The killing of 18-year-old Michael Brown by a police officer in Ferguson, Mo., has produced a rare and surprisingly unified response across the ideological spectrum, with Republicans and Democrats joining to decry the tactics of the city’s police force in the face of escalating protests.
Most notably, the reactions reflect a shift away from the usual support and sympathy conservatives typically show for law enforcement in such situations. Although possibly unique to the circumstances of the events in Missouri this week, the changing reaction on the right is clear evidence of a rising and more vocal libertarian wing within the Republican Party.
No better sign of that came Thursday than in an article by Sen. Rand Paul (R-Ky.) published on Time’s Web site.
“If I had been told to get out of the street as a teenager, there would have been a distinct possibility that I might have smarted off,” he wrote. “But, I wouldn’t have expected to be shot.”
In his piece, Paul criticized what he called the growing militarization of local police forces. “There is a legitimate role for the police to keep the peace,” he wrote, “but there should be a difference between a police response and a military response.”
Paul also bluntly pointed to the role that race continues to play in law enforcement. “Anyone who thinks that race does not still, even if inadvertently, skew the application of criminal justice in this country is just not paying close enough attention,” he wrote.

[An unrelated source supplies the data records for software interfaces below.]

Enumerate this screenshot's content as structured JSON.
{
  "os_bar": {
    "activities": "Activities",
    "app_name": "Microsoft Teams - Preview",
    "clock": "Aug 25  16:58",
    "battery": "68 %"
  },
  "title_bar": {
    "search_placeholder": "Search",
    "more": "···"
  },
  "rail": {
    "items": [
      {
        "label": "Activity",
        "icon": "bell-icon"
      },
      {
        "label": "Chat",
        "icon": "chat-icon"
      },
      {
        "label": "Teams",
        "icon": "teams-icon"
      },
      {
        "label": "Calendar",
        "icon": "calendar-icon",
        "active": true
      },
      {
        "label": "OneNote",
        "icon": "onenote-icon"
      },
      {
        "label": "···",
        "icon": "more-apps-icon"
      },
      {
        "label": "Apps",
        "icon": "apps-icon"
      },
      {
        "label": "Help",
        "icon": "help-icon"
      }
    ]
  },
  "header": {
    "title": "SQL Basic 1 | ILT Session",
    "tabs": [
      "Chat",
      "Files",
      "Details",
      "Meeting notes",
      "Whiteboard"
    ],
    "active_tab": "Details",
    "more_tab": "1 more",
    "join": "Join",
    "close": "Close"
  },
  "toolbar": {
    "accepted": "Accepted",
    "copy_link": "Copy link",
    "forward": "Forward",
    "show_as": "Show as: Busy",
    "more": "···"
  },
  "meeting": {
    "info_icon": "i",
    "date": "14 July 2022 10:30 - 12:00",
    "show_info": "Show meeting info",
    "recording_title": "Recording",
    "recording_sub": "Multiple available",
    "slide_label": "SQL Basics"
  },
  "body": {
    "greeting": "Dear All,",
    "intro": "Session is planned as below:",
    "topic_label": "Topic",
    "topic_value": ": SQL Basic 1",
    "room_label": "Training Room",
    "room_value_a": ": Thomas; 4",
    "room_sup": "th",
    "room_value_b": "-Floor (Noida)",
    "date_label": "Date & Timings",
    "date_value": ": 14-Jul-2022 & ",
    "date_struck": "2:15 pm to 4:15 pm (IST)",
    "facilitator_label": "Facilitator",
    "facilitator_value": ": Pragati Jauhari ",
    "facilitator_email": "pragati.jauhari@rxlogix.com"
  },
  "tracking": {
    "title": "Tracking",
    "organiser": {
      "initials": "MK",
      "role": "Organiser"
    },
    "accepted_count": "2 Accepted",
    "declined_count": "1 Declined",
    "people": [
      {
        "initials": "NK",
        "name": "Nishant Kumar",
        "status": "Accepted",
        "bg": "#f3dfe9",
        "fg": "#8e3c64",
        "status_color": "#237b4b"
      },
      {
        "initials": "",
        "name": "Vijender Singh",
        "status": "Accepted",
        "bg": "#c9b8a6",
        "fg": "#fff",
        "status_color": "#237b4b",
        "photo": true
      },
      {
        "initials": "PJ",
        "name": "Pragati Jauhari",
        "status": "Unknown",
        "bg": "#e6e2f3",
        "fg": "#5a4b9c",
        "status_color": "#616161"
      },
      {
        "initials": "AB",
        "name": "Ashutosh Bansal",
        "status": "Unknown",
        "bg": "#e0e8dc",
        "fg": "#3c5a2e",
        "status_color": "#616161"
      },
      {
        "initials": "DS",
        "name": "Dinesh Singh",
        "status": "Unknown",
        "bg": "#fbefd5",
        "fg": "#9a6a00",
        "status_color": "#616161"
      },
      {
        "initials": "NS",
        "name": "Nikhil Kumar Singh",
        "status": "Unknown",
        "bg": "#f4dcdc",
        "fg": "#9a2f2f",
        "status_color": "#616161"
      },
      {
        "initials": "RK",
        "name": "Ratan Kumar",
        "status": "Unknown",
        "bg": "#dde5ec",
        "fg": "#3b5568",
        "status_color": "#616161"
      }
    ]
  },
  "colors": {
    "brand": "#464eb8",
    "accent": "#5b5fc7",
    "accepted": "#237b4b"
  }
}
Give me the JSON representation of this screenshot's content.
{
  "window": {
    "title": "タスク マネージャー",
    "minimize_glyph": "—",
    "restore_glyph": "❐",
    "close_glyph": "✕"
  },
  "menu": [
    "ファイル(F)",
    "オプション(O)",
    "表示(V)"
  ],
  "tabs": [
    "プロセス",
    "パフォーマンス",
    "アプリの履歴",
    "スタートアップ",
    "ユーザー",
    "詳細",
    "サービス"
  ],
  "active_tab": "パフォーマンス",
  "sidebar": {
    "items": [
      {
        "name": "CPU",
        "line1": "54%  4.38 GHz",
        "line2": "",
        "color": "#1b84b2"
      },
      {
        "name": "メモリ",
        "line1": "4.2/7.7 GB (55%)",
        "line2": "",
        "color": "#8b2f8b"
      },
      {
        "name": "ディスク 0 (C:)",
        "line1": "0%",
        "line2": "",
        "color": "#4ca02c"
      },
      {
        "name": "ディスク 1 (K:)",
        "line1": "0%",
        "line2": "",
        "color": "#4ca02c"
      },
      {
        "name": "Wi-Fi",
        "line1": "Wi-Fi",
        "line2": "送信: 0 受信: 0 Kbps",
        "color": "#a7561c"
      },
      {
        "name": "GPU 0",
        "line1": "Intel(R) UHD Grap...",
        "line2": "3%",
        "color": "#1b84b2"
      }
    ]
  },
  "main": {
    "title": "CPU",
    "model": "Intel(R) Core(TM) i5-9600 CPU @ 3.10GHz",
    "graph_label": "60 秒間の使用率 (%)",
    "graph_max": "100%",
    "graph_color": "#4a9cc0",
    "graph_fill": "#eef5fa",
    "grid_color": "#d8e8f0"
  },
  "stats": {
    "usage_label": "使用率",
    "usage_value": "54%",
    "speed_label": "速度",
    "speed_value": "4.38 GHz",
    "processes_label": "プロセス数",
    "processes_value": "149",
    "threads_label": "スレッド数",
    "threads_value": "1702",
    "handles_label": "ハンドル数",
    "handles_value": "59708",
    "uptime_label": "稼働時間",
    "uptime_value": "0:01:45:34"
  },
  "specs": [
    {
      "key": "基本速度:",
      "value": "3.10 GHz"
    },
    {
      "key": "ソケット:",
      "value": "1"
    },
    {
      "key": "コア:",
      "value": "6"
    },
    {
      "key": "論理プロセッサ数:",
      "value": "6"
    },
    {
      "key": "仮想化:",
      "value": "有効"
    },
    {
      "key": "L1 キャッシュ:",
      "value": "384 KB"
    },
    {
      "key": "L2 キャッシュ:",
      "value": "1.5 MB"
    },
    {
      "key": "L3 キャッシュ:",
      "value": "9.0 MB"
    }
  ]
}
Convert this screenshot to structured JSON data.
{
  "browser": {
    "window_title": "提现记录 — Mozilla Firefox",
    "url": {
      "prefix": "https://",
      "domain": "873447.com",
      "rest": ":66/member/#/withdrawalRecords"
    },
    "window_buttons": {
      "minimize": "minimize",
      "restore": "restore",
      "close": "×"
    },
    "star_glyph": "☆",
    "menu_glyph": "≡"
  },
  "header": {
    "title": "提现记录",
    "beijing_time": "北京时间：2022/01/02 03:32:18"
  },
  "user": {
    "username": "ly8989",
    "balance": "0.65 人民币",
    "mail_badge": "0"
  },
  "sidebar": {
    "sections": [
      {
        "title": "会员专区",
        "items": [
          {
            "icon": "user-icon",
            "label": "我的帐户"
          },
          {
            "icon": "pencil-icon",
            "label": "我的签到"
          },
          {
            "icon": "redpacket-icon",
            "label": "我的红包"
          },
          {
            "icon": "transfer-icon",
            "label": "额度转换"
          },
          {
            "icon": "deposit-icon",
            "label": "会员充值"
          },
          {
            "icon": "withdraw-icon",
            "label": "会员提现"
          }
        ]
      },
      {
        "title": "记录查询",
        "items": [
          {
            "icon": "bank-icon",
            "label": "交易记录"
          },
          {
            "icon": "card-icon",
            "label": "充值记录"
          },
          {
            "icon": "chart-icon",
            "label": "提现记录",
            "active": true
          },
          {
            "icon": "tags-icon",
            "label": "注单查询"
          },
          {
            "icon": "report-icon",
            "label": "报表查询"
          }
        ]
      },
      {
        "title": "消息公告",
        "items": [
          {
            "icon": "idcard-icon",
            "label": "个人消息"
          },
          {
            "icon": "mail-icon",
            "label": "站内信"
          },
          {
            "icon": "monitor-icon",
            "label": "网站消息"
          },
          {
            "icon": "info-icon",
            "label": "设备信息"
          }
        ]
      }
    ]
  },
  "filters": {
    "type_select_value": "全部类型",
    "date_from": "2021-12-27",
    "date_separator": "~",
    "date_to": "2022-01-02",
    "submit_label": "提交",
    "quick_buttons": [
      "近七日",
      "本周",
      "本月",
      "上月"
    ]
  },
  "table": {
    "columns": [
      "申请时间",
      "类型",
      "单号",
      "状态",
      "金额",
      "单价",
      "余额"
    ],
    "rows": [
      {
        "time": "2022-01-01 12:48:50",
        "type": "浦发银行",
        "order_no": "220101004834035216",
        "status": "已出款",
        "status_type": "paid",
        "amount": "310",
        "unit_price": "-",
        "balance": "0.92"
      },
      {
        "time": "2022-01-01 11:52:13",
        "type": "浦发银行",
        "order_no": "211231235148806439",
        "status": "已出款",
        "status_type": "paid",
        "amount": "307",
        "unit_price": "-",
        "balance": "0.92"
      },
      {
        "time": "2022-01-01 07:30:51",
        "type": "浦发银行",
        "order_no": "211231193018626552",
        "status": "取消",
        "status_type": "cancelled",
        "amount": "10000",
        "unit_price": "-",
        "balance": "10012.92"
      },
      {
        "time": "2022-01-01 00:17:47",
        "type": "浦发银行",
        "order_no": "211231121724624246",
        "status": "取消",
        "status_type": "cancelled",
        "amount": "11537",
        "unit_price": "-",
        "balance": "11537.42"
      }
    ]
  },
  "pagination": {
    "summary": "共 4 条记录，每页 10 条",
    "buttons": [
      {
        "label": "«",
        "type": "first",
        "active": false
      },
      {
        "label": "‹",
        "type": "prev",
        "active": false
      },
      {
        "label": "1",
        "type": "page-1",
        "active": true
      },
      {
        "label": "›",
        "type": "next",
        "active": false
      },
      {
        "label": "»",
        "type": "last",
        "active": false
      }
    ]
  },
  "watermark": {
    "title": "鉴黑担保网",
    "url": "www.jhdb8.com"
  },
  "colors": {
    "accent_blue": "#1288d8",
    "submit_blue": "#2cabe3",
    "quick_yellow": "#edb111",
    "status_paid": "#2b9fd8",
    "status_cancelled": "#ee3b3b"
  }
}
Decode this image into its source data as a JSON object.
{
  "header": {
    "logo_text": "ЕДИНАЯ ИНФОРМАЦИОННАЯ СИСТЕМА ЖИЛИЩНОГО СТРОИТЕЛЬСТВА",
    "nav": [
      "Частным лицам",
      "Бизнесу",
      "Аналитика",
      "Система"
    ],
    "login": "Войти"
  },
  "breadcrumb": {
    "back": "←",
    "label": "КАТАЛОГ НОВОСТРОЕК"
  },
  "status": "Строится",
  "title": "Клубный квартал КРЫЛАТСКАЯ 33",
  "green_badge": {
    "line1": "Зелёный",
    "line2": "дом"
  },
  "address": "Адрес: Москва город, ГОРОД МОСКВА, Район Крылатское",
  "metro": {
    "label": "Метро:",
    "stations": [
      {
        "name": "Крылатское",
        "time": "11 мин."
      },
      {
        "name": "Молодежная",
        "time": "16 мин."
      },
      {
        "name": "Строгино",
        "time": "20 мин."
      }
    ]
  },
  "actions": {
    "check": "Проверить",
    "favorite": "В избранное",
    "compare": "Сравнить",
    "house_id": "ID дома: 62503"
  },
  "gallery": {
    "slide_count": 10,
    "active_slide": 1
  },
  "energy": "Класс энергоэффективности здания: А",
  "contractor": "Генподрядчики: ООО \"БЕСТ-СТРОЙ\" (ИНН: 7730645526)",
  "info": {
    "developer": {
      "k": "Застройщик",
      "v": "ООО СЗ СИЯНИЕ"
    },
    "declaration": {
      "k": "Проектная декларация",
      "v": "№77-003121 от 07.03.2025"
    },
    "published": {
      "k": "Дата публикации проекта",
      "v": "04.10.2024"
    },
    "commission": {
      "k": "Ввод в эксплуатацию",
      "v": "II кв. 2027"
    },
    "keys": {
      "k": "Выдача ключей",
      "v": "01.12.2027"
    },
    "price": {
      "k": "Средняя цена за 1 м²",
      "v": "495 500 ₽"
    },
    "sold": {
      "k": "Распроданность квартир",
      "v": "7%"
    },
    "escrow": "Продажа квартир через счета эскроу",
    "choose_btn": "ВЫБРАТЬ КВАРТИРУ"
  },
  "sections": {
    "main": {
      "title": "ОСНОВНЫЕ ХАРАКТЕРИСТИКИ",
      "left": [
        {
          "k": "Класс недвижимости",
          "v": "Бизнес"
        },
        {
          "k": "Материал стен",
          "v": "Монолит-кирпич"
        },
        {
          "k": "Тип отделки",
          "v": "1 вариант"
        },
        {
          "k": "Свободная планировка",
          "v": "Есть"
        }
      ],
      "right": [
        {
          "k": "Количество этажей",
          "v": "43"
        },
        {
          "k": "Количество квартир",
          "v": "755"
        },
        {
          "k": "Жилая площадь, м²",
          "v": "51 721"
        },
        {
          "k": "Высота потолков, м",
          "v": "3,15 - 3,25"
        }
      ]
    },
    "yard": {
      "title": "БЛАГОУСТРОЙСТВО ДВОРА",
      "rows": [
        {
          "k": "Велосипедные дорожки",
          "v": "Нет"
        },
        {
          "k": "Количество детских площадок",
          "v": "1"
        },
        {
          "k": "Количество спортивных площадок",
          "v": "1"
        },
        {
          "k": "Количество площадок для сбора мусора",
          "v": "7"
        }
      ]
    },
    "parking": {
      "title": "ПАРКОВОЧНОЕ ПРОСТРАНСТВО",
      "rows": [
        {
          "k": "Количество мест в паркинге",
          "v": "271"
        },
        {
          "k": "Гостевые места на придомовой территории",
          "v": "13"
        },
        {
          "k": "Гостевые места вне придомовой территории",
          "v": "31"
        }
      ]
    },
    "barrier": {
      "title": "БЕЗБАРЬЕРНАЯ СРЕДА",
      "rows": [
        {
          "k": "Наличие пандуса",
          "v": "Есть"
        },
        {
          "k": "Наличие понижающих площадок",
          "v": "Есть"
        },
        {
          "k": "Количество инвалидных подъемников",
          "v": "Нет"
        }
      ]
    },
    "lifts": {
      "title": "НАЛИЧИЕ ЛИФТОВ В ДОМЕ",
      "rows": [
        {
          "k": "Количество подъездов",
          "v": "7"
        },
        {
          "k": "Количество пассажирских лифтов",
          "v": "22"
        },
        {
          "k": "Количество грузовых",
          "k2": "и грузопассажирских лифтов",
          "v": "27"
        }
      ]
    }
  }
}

Stuart Stevens, a Republican strategist, said, “It’s an interesting left-meets-right dynamic, and probably Rand Paul is at the center of it.”
Those people alarmed by the militarization of local police, he said, are the same people troubled by the widespread surveillance programs of the National Security Agency or the increasing use of drones as military weapons.
Paul is a prospective 2016 presidential candidate and the leading proponent of libertarian philosophy among elected officials. In Ferguson, he has found circumstances almost tailor-made to advance his worldview. In doing so, he continues to set himself apart from others in the Republican Party with the hope of expanding the party’s coalition and advancing his own political future.
In this case, he blames the militarization of local police on big government and especially Washington’s willingness to provide such materiel to local communities. His comments on race mark another moment in which he is trying to show an openness to the issues affecting African Americans that sets him apart from others in his party.
John Weaver, a Republican strategist, said in an e-mail: “There is a growing concern across the country — and finally across demographic and ideological lines — of the militarization of local police, the often quick escalation in lieu of law enforcement defusing a situation, and the erosion of guaranteed rights under the Constitution. The growing libertarian wing of our party is pushing, rightfully, in this direction.”
The images of police in riot gear, with armored vehicles and heavy weaponry, firing a tear-gas canister at an Al Jazeera camera crew (and then putting their lights and camera onto the ground after the crew fled in terror) have drawn alarming reactions from the left and the right.
The rough treatment and detainment of two journalists, Wesley Lowery of The Washington Post and Ryan Reilly of the Huffington Post, has added to the public outrage about the Ferguson Police Department’s handling of the protests over Brown’s killing.
For more traditional conservatives who also might join the presidential race in 2016, the events in Ferguson have been a cause for more careful reactions.
Sen. Marco Rubio (Fla.) said, in part, “I’m very concerned by recent events in Ferguson, including the violence that has gripped that community and the inexplicable jailing of two reporters. As the FBI looks into allegations regarding the police department there, I hope Americans all over the country will voice their opinions through peaceful means and not resort to violence.”
Sen. Ted Cruz (R-Tex.), whose conservatism is far different from Paul’s, walked a careful line in his written reaction that was posted on his Facebook page, balancing what he called the tragedy of Brown’s death with the challenges local police face. He also spoke of the need to protect civil liberties and the right of reporters to cover the news without being intimidated.
Pete Wehner, a White House official during George W. Bush’s presidency and a frequent commentator from the right, highlighted what has changed within the conservative movement. “Libertarians are reacting as one would anticipate, but there are more libertarian voices within the Republican Party today than in the past,” he said in a telephone interview.
But in noting the restrained reactions of more traditional conservatives, he offered this caution to those suggesting that libertarianism is gaining widespread support with the GOP.
“I think a number of people who are conservative are somewhat troubled by the images coming out of there,” he said. “I don’t think that’s indicative of a broader trend among conservatives that is less pro-law enforcement. I think it’s to the specifics” of what has happened in Ferguson.
Stevens predicts a growing audience for these views, particularly among younger Americans. “To be younger and more anti-authoritarian is not unusual,” he said. “More younger voters who are conservative are fine with legalization of marijuana and are fine with gay marriage.”
The strength of the libertarian movement within the Republican Party will be tested more significantly if Paul seeks the presidency in 2016. But at this moment, its advocates are making their voices heard.
“They’re not the largest force by any means,” Wehner said. “But they’re more influential than they have been in the past, and you’re seeing some of that in the reactions to what’s going on in Ferguson.”